3. The average locomotive weighs about 400,000 pounds or 200 tons; it can weigh up to 6,000 tons. This makes the weight ratio of a car to a train proportional to that of a soda can to a car. We all know what happens to a soda can hit by a car.
4. A train can extend three feet or more beyond the steel rail, putting the safety zone for pedestrians well beyond the three foot mark. If there are rails on the railroad ties, always assume the track is in use, even if there are weeds or the track looks unused.
5. Trains can move in either direction at any time. Sometimes its cars are pushed by locomotives instead of being pulled, which is especially true in commuter and light rail passenger service.
6. Today's trains are quieter than ever, producing no telltale "clackety-clack." Any approaching train is always closer, moving faster, than you think.
7. Remember to cross train tracks ONLY at designated pedestrian or roadway crossings, and obey all warning signs and signals posted there.
8. Stay alert around railroad tracks. Refrain from texting, headphones or other distractions that would prevent you from hearing an approaching train; never mix rails and recreation.
The BNSF Railway Foundation invests in the communities across the 28 states through which BNSF operates, and where BNSF employees live, work and volunteer. Recent donations include:

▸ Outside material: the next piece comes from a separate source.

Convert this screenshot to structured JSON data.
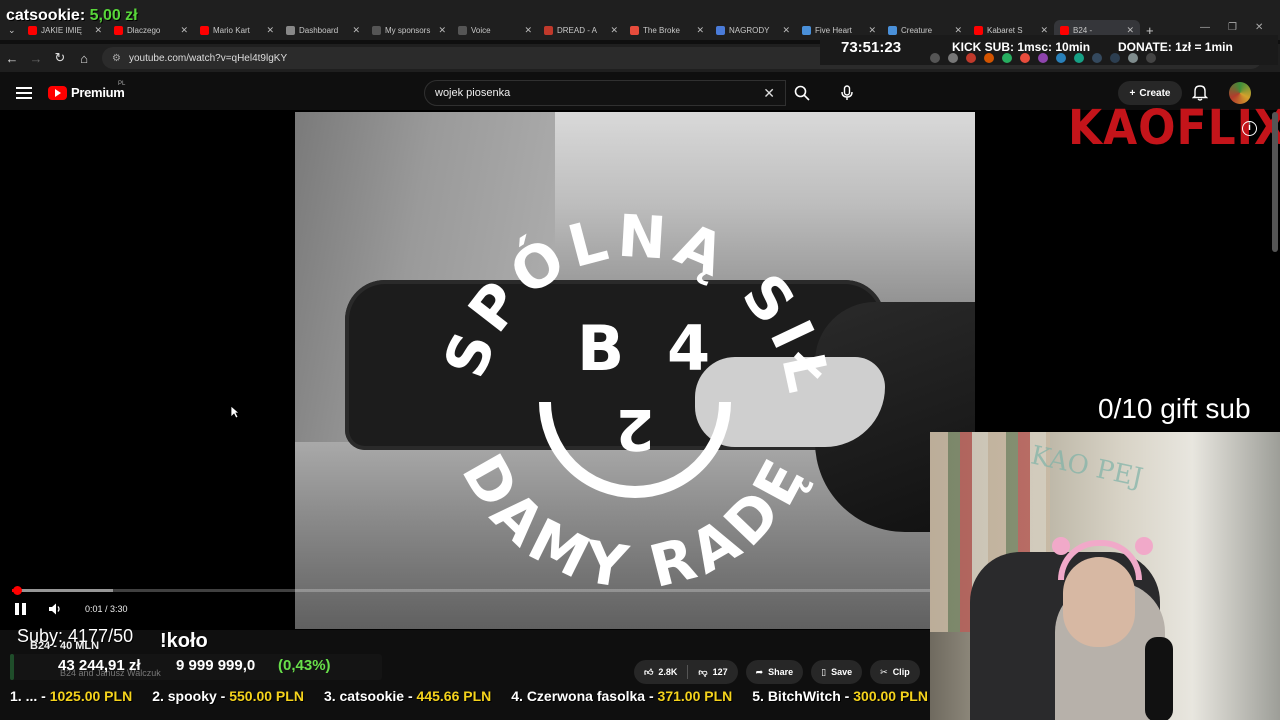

Supporting Mental Health Services for Military Members and Families
Invictus Foundation is a national nonprofit organization that offers individual and family behavioral health counseling services to military members, veterans and their families. The BNSF Railway Foundation proudly provided a grant to support Invictus Foundation’s Welcome Home Network, a program that addresses the lack of mental health services for returning members of the U.S. Armed Forces.
Enhancing Veteran Therapy Programs
The BNSF Railway Foundation recently donated to Central Oregon Veterans Ranch (COVR) to support the organization’s mission of helping veterans heal. The organization offers therapeutic programs and activities such as agricultural participation, peer support and other trauma-informed education activities.
Providing Beds for Children in Need
The Society of St. Vincent de Paul of Snohomish County’s Beds for Children program offers beds to kids who are sleeping on floors, many using newspaper or cardboard to warm themselves. A $3,000 donation from the BNSF Railway Foundation will fund 18 beds for vulnerable children in the county.
Fostering Inclusion, Community and Fun
The BNSF Railway Foundation is a proud supporter of Special Olympics Washington and its goal of driving positive change in the understanding of people with intellectual disabilities. The foundation donated $5,000 to the Summer State Games in 2019, which saw 840 athletes compete in a weekend of athletic competition, health screenings, education and fun.
Emergencies – Call 800-832-5452
To report a vehicle stalled on a crossing, suspicious circumstances, malfunctioning crossing gates and lights, or any other emergency, call 800-832-5452 immediately.
Have a Question for Us?
Do you have a question about BNSF or rail in the Pacific Northwest that you would like addressed in future issues of Inside Track? Send them to [email protected].